- Odds are that a minimal amount of sensitive information was exposed. That said, incidents must be handled quickly and effectively when discovered. It only takes a few minutes for hackers or malware to have their way with your system and your network. Once that happens, all bets are off. Either way, a workstation security breach probably won’t have the same effect as a database or Web application breach.
- Consider Windows workstation-related specifics, like control and visibility. Be sure you have them when it comes to anti-malware software (such as Forefront Client Security or third-party vendor apps, but not Microsoft Security Essentials), Windows Firewall (or a different third-party firewall) and patches (Windows Server Update Services or a different third-party product).
You will also need access to additional security-related software during and after a breach. Whole-disk encryption, user account management, audit logging and endpoint security software are all important. If you already have these tools, determine how to best use them.

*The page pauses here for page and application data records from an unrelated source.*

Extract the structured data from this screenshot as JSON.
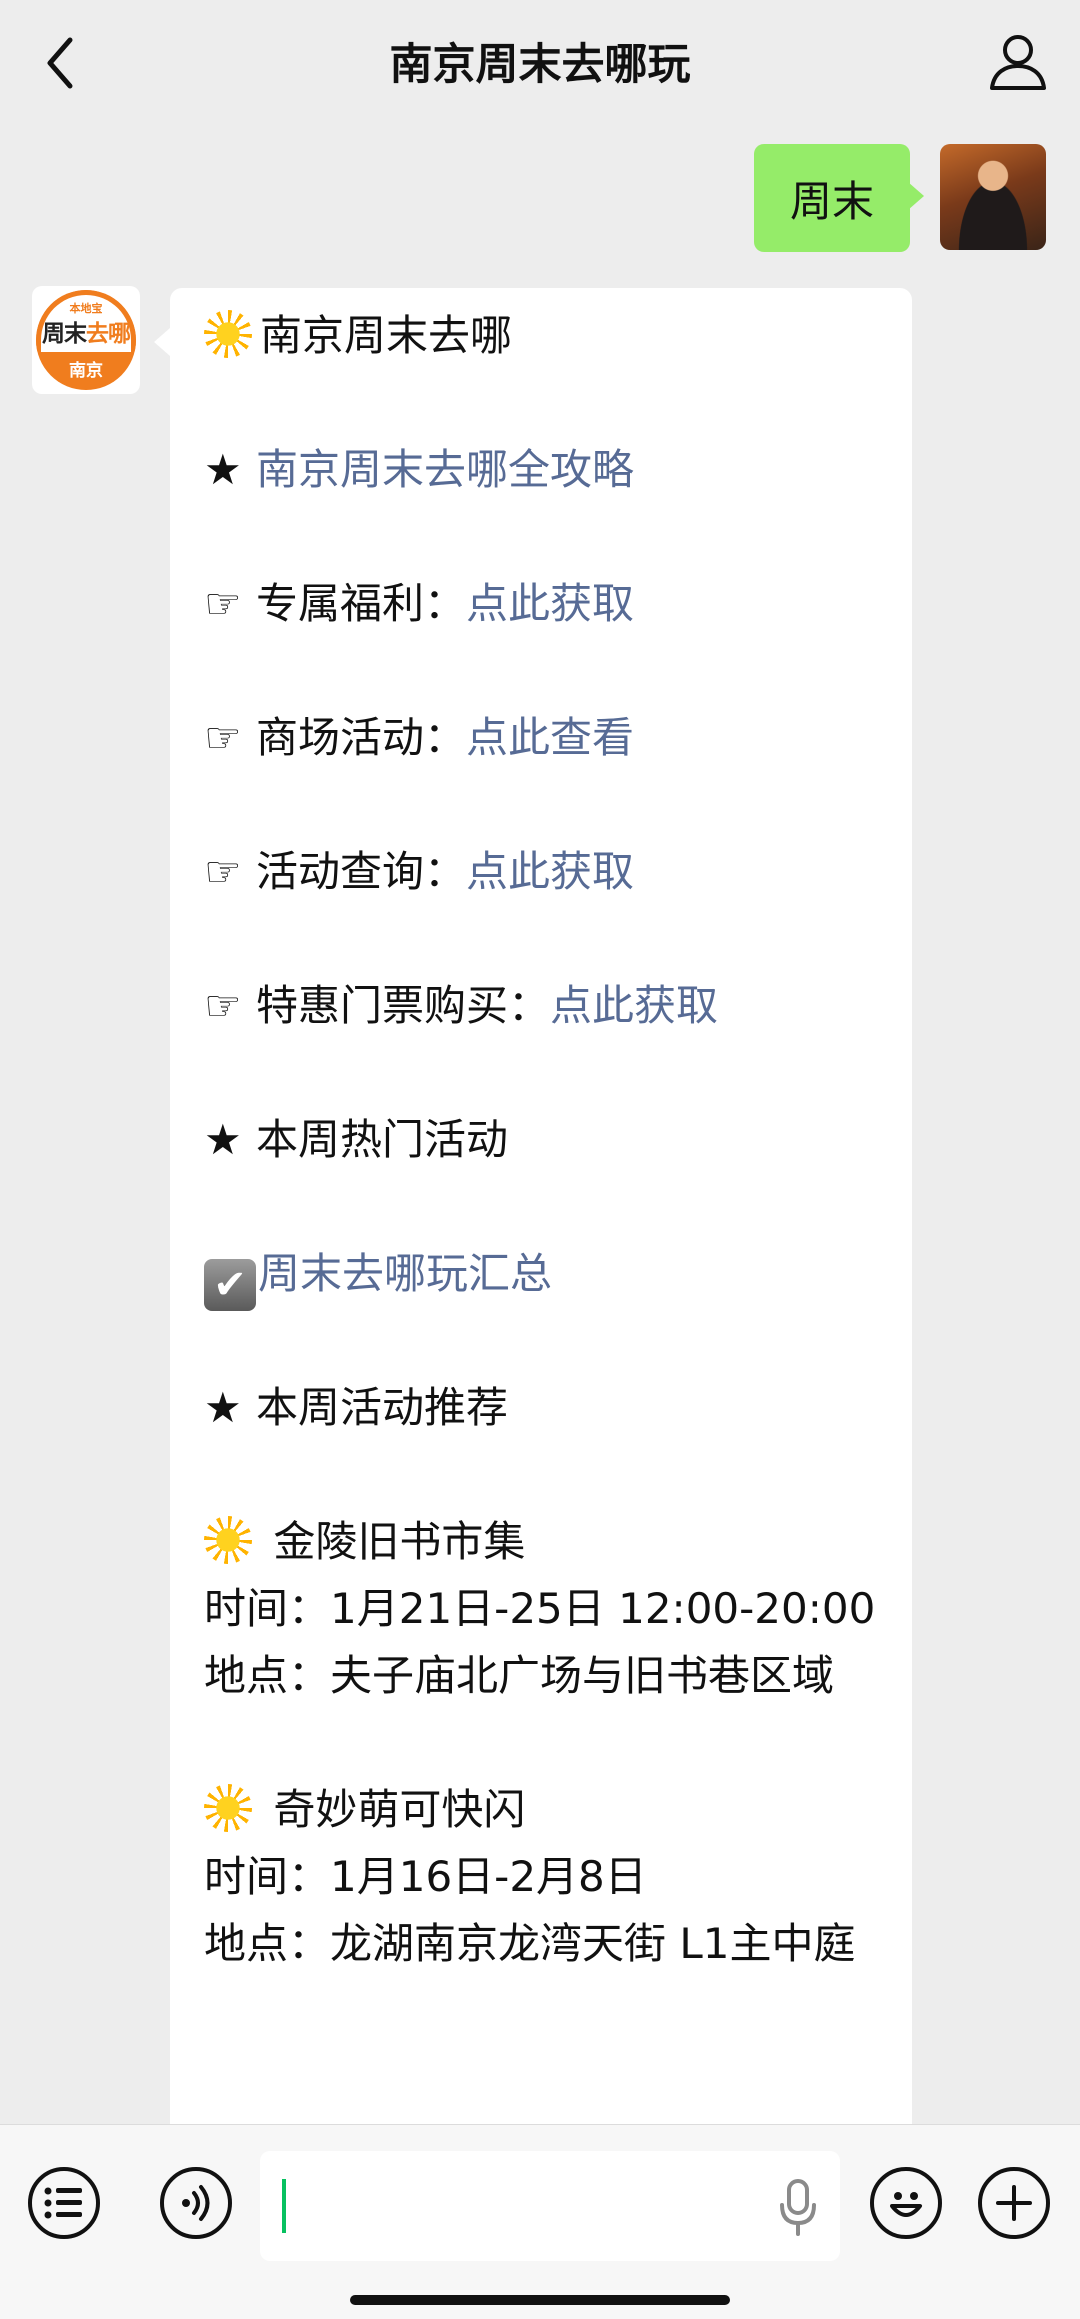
{
  "header": {
    "title": "南京周末去哪玩"
  },
  "user_message": {
    "text": "周末"
  },
  "bot_logo": {
    "small": "本地宝",
    "main_a": "周末",
    "main_b": "去哪",
    "city": "南京"
  },
  "bot_message": {
    "headline": "南京周末去哪",
    "guide_link": "南京周末去哪全攻略",
    "items": [
      {
        "label": "专属福利：",
        "link": "点此获取"
      },
      {
        "label": "商场活动：",
        "link": "点此查看"
      },
      {
        "label": "活动查询：",
        "link": "点此获取"
      },
      {
        "label": "特惠门票购买：",
        "link": "点此获取"
      }
    ],
    "hot_title": "本周热门活动",
    "summary_link": "周末去哪玩汇总",
    "rec_title": "本周活动推荐",
    "events": [
      {
        "name": "金陵旧书市集",
        "time": "时间：1月21日-25日 12:00-20:00",
        "place": "地点：夫子庙北广场与旧书巷区域"
      },
      {
        "name": "奇妙萌可快闪",
        "time": "时间：1月16日-2月8日",
        "place": "地点：龙湖南京龙湾天街 L1主中庭"
      }
    ]
  },
  "icons": {
    "back": "chevron-left-icon",
    "profile": "person-icon",
    "star": "★",
    "hand": "☞",
    "check": "✔",
    "sun": "sun-icon",
    "menu": "list-icon",
    "voice": "voice-icon",
    "mic": "mic-icon",
    "emoji": "smiley-icon",
    "plus": "plus-icon"
  },
  "colors": {
    "link": "#576b95",
    "my_bubble": "#95ec69",
    "background": "#ededed",
    "logo_orange": "#f07d1e"
  }
}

Even if you don’t have time to flesh out a detailed set of incident response procedures for your Windows workstations, be continually vigilant about the threats your company faces. Also, have basic documentation information ready to reference when necessary. Once you get rolling, you’ll have a full-fledged plan that encompasses everything you need to protect your organization.
About the author:
Kevin Beaver is an information security consultant, expert witness, author and speaker at Atlanta-based Principle Logic LLC. With over 21 years of experience in the industry, Beaver specializes in performing independent security assessments revolving around compliance and minimizing information risks. He has authored/co-authored eight books on information security including the Hacking For Dummies, 3rd edition. In addition, he’s the creator of the Security On Wheels information security audio books and blog providing security learning for IT professionals on the go. Kevin can be reached at his website www.principlelogic.com and you can follow him on Twitter at www.twitter.com/kevinbeaver.